** Opening Provided data block **
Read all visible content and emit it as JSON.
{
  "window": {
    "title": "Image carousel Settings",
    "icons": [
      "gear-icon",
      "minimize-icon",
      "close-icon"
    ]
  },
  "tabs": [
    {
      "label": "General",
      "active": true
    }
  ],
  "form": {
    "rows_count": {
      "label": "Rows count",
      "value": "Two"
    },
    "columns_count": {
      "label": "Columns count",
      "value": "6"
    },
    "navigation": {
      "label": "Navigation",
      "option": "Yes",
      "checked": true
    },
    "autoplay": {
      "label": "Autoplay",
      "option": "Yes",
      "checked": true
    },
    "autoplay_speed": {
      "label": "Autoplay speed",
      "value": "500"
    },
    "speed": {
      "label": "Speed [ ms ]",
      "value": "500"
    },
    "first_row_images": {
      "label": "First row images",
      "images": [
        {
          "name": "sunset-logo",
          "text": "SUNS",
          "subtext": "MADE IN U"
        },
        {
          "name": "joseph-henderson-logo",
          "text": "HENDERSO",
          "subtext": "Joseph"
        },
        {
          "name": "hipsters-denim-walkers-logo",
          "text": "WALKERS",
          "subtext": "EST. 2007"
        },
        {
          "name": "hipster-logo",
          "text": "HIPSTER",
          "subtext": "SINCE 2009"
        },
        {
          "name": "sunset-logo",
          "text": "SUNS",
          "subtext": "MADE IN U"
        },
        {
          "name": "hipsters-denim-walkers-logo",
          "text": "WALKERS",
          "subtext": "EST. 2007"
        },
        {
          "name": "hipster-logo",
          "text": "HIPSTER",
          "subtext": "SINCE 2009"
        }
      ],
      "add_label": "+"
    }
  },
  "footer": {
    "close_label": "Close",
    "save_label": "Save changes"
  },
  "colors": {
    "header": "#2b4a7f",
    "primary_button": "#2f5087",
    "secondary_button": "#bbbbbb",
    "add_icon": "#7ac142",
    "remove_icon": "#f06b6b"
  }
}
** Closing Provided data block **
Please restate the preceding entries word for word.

Read all visible content and emit it as JSON.
{
  "window": {
    "title": "Image carousel Settings",
    "icons": [
      "gear-icon",
      "minimize-icon",
      "close-icon"
    ]
  },
  "tabs": [
    {
      "label": "General",
      "active": true
    }
  ],
  "form": {
    "rows_count": {
      "label": "Rows count",
      "value": "Two"
    },
    "columns_count": {
      "label": "Columns count",
      "value": "6"
    },
    "navigation": {
      "label": "Navigation",
      "option": "Yes",
      "checked": true
    },
    "autoplay": {
      "label": "Autoplay",
      "option": "Yes",
      "checked": true
    },
    "autoplay_speed": {
      "label": "Autoplay speed",
      "value": "500"
    },
    "speed": {
      "label": "Speed [ ms ]",
      "value": "500"
    },
    "first_row_images": {
      "label": "First row images",
      "images": [
        {
          "name": "sunset-logo",
          "text": "SUNS",
          "subtext": "MADE IN U"
        },
        {
          "name": "joseph-henderson-logo",
          "text": "HENDERSO",
          "subtext": "Joseph"
        },
        {
          "name": "hipsters-denim-walkers-logo",
          "text": "WALKERS",
          "subtext": "EST. 2007"
        },
        {
          "name": "hipster-logo",
          "text": "HIPSTER",
          "subtext": "SINCE 2009"
        },
        {
          "name": "sunset-logo",
          "text": "SUNS",
          "subtext": "MADE IN U"
        },
        {
          "name": "hipsters-denim-walkers-logo",
          "text": "WALKERS",
          "subtext": "EST. 2007"
        },
        {
          "name": "hipster-logo",
          "text": "HIPSTER",
          "subtext": "SINCE 2009"
        }
      ],
      "add_label": "+"
    }
  },
  "footer": {
    "close_label": "Close",
    "save_label": "Save changes"
  },
  "colors": {
    "header": "#2b4a7f",
    "primary_button": "#2f5087",
    "secondary_button": "#bbbbbb",
    "add_icon": "#7ac142",
    "remove_icon": "#f06b6b"
  }
}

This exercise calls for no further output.